An older waiter came over carrying a silver tray. “Un café, s’il vous plait,” I said. “Oui,” he responded. Somehow I felt he could still tell I’m not a real Parisian. Minutes later my espresso arrived, along with a small piece of solid dark chocolate and a packet of sugar. It reminded me of my first trip to France with my family, when I was 7. My sister, who at the time was 4, and I would play with the sugar cubes at restaurants while waiting for our food. Each restaurant had its own wrapper for the sugar cubes. We’d take one from each restaurant. By the end of our trip had quite the colorful collection. The sugar at Café de Flore is in a wide, white packet, not a fancy looking cube – not worth saving. There’ve only been two worth saving so far – a thin packet with the recognizable logo from Les Deux Magots, and bright pink sugar cubes from Fauchon.

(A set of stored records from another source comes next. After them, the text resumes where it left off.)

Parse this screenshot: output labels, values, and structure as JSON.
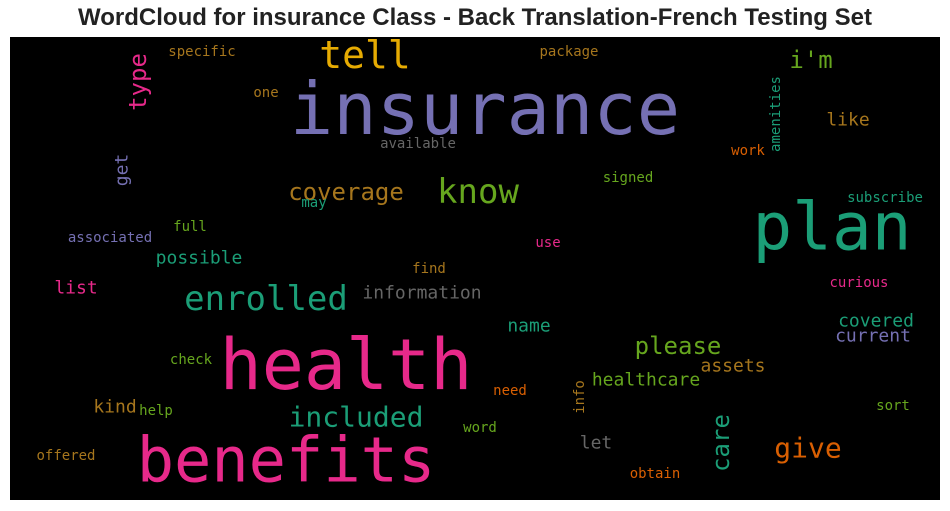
{
  "chart_data": {
    "type": "wordcloud",
    "title": "WordCloud for insurance Class - Back Translation-French Testing Set",
    "background": "#000000",
    "words": [
      {
        "text": "insurance",
        "color": "#7570b3",
        "rotate": 0
      },
      {
        "text": "health",
        "color": "#e7298a",
        "rotate": 0
      },
      {
        "text": "benefits",
        "color": "#e7298a",
        "rotate": 0
      },
      {
        "text": "plan",
        "color": "#1b9e77",
        "rotate": 0
      },
      {
        "text": "tell",
        "color": "#e6ab02",
        "rotate": 0
      },
      {
        "text": "enrolled",
        "color": "#1b9e77",
        "rotate": 0
      },
      {
        "text": "know",
        "color": "#66a61e",
        "rotate": 0
      },
      {
        "text": "included",
        "color": "#1b9e77",
        "rotate": 0
      },
      {
        "text": "coverage",
        "color": "#a6761d",
        "rotate": 0
      },
      {
        "text": "give",
        "color": "#d95f02",
        "rotate": 0
      },
      {
        "text": "type",
        "color": "#e7298a",
        "rotate": -90
      },
      {
        "text": "i'm",
        "color": "#66a61e",
        "rotate": 0
      },
      {
        "text": "please",
        "color": "#66a61e",
        "rotate": 0
      },
      {
        "text": "care",
        "color": "#1b9e77",
        "rotate": -90
      },
      {
        "text": "information",
        "color": "#666666",
        "rotate": 0
      },
      {
        "text": "possible",
        "color": "#1b9e77",
        "rotate": 0
      },
      {
        "text": "like",
        "color": "#a6761d",
        "rotate": 0
      },
      {
        "text": "get",
        "color": "#7570b3",
        "rotate": -90
      },
      {
        "text": "list",
        "color": "#e7298a",
        "rotate": 0
      },
      {
        "text": "name",
        "color": "#1b9e77",
        "rotate": 0
      },
      {
        "text": "covered",
        "color": "#1b9e77",
        "rotate": 0
      },
      {
        "text": "current",
        "color": "#7570b3",
        "rotate": 0
      },
      {
        "text": "healthcare",
        "color": "#66a61e",
        "rotate": 0
      },
      {
        "text": "assets",
        "color": "#a6761d",
        "rotate": 0
      },
      {
        "text": "kind",
        "color": "#a6761d",
        "rotate": 0
      },
      {
        "text": "let",
        "color": "#666666",
        "rotate": 0
      },
      {
        "text": "specific",
        "color": "#a6761d",
        "rotate": 0
      },
      {
        "text": "package",
        "color": "#a6761d",
        "rotate": 0
      },
      {
        "text": "one",
        "color": "#a6761d",
        "rotate": 0
      },
      {
        "text": "available",
        "color": "#666666",
        "rotate": 0
      },
      {
        "text": "amenities",
        "color": "#1b9e77",
        "rotate": -90
      },
      {
        "text": "work",
        "color": "#d95f02",
        "rotate": 0
      },
      {
        "text": "signed",
        "color": "#66a61e",
        "rotate": 0
      },
      {
        "text": "subscribe",
        "color": "#1b9e77",
        "rotate": 0
      },
      {
        "text": "may",
        "color": "#1b9e77",
        "rotate": 0
      },
      {
        "text": "full",
        "color": "#66a61e",
        "rotate": 0
      },
      {
        "text": "associated",
        "color": "#7570b3",
        "rotate": 0
      },
      {
        "text": "use",
        "color": "#e7298a",
        "rotate": 0
      },
      {
        "text": "find",
        "color": "#a6761d",
        "rotate": 0
      },
      {
        "text": "curious",
        "color": "#e7298a",
        "rotate": 0
      },
      {
        "text": "check",
        "color": "#66a61e",
        "rotate": 0
      },
      {
        "text": "need",
        "color": "#d95f02",
        "rotate": 0
      },
      {
        "text": "help",
        "color": "#66a61e",
        "rotate": 0
      },
      {
        "text": "info",
        "color": "#a6761d",
        "rotate": -90
      },
      {
        "text": "sort",
        "color": "#66a61e",
        "rotate": 0
      },
      {
        "text": "word",
        "color": "#66a61e",
        "rotate": 0
      },
      {
        "text": "offered",
        "color": "#a6761d",
        "rotate": 0
      },
      {
        "text": "obtain",
        "color": "#d95f02",
        "rotate": 0
      }
    ]
  }
}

While the cups of coffee have been abundant and have always tasted good, it’s been harder to find a good tasting glass of wine. It seems most people order bottles or half bottles, so some of the wines by the glass taste like they’ve been open for a day or so.

I found my favorite glass of wine (and favorite wine of the entire trip) at a place called Willi’s Wine Bar. I thought a place with ‘wine bar’ in its name would be a good place to find a good glass of wine.

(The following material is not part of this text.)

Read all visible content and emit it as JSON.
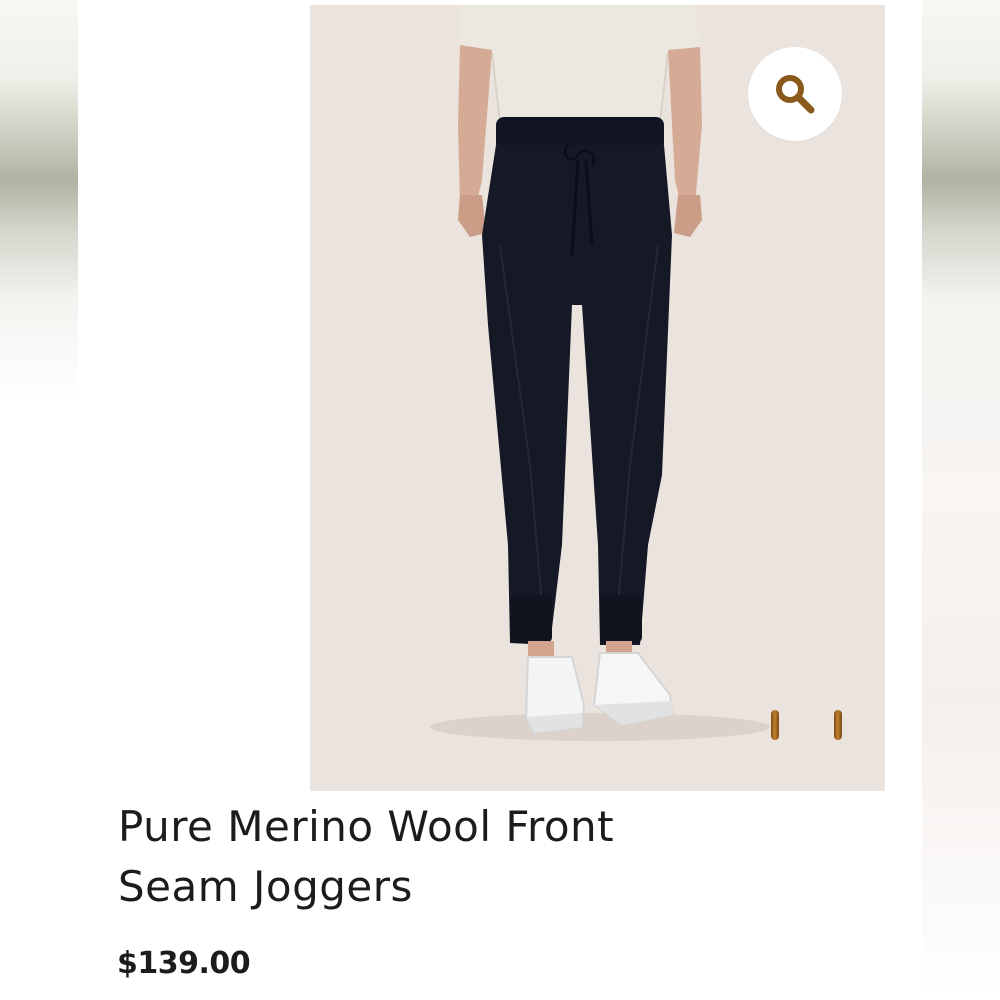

Willi’s Wine Bar is located near the Palais Royal, on Rue des Petits Champs in the first arrondissement. It was opened in 1980 and named after the owner’s dog. They had a fairly extensive list of wines by the glass from all over France, and the good vintages weren’t only reserved for full bottles. I ordered a glass of the 2001 Chateau Issan from Margaux. I wasn’t familiar with the wine, but it tasted delicious. The blend of cabernet and merlot was a dark red color. It had ripe red fruit on the nose, the taste of blackberries and black currants, followed by a finish of tobacco and cloves with soft tannins. Definitely a wine I’d like to drink again.